[Data records for software interfaces]
- Opening Delimiter -

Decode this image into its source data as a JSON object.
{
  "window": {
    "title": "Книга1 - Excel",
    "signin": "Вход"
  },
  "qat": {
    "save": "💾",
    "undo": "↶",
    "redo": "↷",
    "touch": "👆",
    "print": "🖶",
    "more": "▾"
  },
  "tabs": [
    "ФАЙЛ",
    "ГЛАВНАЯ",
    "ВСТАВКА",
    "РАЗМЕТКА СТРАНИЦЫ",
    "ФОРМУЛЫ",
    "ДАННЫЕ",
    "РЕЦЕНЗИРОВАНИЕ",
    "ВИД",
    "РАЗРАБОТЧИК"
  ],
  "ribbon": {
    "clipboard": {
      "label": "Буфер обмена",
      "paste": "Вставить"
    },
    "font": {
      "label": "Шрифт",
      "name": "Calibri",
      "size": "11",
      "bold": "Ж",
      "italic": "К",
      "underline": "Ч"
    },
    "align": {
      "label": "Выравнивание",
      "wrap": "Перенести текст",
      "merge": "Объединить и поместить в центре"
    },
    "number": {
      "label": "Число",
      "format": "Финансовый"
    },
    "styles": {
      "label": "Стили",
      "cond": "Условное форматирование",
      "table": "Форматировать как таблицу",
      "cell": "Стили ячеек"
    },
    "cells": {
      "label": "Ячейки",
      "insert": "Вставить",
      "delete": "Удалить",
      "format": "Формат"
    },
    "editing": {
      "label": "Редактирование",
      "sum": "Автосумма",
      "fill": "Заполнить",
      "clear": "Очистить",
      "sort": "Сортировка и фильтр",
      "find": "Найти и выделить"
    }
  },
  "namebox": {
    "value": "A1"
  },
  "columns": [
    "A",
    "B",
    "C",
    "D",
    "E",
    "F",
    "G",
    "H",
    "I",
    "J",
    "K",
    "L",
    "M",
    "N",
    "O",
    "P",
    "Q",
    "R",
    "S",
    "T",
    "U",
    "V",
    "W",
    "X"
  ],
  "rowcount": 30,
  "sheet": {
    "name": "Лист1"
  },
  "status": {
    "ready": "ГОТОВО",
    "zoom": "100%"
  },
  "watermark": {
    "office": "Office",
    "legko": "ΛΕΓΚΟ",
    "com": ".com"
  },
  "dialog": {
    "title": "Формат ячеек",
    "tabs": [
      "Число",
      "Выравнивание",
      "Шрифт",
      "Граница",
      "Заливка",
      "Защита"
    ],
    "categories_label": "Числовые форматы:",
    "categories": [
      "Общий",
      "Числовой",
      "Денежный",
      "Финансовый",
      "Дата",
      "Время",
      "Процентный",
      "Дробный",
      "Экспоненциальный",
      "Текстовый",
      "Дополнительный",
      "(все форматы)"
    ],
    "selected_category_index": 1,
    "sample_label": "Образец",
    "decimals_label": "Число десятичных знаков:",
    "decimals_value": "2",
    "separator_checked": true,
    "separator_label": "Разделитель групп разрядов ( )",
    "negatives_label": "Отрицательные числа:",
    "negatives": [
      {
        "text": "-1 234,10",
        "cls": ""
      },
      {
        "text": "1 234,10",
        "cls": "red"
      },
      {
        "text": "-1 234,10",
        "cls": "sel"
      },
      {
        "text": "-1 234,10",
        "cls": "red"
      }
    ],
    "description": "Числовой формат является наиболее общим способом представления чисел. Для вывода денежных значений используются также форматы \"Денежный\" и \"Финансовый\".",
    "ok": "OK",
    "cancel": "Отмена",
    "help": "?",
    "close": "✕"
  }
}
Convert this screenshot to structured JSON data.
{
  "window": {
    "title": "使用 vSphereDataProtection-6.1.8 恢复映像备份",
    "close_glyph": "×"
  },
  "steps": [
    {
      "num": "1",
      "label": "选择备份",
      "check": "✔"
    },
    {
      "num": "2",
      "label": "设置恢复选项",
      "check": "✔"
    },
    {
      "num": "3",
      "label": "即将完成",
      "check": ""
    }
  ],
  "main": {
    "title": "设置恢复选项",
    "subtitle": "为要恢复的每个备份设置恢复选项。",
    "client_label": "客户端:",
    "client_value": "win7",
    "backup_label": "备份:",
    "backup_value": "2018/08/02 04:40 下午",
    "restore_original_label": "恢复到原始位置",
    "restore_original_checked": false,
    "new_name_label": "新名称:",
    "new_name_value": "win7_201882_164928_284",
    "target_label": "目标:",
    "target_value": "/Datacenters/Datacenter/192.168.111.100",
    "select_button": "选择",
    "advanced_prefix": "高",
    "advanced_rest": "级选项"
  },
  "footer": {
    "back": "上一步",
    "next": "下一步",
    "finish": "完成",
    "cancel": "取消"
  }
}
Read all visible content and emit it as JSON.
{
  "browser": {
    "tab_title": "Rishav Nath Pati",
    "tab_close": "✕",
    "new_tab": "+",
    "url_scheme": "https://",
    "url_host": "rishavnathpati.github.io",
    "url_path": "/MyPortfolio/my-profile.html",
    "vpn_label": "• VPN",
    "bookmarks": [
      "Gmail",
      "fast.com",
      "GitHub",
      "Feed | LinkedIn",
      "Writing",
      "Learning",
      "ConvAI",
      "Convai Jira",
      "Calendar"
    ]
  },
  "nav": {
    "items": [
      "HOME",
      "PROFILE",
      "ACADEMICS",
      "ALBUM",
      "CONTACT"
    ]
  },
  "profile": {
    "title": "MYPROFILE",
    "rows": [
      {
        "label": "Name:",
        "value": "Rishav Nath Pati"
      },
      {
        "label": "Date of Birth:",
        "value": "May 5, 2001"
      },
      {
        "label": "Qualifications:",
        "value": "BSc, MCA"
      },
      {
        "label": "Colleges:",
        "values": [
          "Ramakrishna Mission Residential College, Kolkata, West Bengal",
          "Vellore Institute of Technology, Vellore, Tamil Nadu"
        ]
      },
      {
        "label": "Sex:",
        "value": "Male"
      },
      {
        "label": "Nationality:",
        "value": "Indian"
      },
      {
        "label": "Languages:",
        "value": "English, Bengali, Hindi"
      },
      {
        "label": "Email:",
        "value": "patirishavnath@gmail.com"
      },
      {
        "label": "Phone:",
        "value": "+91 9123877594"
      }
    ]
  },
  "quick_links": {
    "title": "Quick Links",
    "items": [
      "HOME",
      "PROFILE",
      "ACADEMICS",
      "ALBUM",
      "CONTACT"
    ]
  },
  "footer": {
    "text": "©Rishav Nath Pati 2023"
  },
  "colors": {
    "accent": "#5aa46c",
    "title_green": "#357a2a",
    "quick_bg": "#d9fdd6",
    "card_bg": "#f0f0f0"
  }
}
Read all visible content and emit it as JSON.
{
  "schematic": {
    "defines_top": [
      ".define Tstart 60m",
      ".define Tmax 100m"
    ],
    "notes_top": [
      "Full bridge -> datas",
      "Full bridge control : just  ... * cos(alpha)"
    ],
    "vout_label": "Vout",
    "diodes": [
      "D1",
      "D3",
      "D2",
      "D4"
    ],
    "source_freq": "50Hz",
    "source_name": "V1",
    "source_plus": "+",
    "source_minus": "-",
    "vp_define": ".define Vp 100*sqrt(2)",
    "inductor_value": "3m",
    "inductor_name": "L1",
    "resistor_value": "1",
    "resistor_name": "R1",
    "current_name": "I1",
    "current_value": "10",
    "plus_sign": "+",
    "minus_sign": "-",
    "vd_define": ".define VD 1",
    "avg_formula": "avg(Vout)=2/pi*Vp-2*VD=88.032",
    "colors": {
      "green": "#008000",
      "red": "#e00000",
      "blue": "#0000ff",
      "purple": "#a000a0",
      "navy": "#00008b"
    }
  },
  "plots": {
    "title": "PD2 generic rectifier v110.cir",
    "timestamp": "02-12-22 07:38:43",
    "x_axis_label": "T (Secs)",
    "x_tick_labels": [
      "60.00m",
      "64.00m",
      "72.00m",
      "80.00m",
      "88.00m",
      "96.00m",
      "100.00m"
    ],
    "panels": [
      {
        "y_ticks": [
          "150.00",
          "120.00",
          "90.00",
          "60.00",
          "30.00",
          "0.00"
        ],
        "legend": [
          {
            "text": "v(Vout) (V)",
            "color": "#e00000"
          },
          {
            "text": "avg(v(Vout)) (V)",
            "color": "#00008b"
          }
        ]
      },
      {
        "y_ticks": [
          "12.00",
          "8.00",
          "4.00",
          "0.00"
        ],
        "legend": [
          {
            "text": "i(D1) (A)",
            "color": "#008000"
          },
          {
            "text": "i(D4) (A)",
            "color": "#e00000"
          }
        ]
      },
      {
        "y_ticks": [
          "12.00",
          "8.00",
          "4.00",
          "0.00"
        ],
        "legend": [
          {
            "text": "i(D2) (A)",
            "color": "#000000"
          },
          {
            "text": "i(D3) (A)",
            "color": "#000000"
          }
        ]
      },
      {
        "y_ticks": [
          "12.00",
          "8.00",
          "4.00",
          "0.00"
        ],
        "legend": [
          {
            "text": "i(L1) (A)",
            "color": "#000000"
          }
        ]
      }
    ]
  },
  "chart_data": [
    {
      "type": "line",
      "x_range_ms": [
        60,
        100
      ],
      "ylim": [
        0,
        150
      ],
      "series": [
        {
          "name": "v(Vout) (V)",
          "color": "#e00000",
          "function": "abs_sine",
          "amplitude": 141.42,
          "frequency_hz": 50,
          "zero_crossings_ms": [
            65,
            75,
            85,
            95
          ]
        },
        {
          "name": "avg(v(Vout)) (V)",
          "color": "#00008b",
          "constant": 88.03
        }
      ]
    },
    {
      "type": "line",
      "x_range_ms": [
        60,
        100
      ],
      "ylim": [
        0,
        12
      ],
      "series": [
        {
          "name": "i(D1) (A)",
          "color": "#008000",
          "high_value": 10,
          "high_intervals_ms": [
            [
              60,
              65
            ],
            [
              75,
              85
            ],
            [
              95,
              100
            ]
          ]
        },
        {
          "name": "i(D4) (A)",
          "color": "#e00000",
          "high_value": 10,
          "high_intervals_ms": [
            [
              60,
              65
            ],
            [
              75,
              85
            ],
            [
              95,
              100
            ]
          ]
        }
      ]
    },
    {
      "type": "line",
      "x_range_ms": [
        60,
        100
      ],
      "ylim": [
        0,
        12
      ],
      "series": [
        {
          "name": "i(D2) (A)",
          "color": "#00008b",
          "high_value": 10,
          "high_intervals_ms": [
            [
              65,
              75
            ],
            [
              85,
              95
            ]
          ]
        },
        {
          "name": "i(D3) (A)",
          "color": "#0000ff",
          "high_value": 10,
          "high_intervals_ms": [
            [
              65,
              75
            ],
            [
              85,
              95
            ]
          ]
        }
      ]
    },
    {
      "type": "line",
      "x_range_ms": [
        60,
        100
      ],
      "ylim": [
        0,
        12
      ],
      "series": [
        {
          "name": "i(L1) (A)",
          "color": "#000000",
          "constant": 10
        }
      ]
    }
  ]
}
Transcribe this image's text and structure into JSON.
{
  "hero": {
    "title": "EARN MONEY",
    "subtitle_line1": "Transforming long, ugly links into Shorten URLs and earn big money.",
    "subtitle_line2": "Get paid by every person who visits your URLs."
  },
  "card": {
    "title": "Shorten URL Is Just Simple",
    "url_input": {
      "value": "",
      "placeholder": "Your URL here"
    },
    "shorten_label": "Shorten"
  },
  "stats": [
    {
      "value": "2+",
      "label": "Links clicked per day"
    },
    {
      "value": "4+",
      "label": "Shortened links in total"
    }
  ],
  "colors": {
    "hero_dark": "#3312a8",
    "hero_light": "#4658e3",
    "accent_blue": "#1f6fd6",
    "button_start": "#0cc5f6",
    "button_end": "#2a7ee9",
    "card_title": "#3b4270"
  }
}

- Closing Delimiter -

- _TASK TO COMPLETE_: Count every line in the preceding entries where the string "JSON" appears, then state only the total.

- _TASK ANSWER_: 5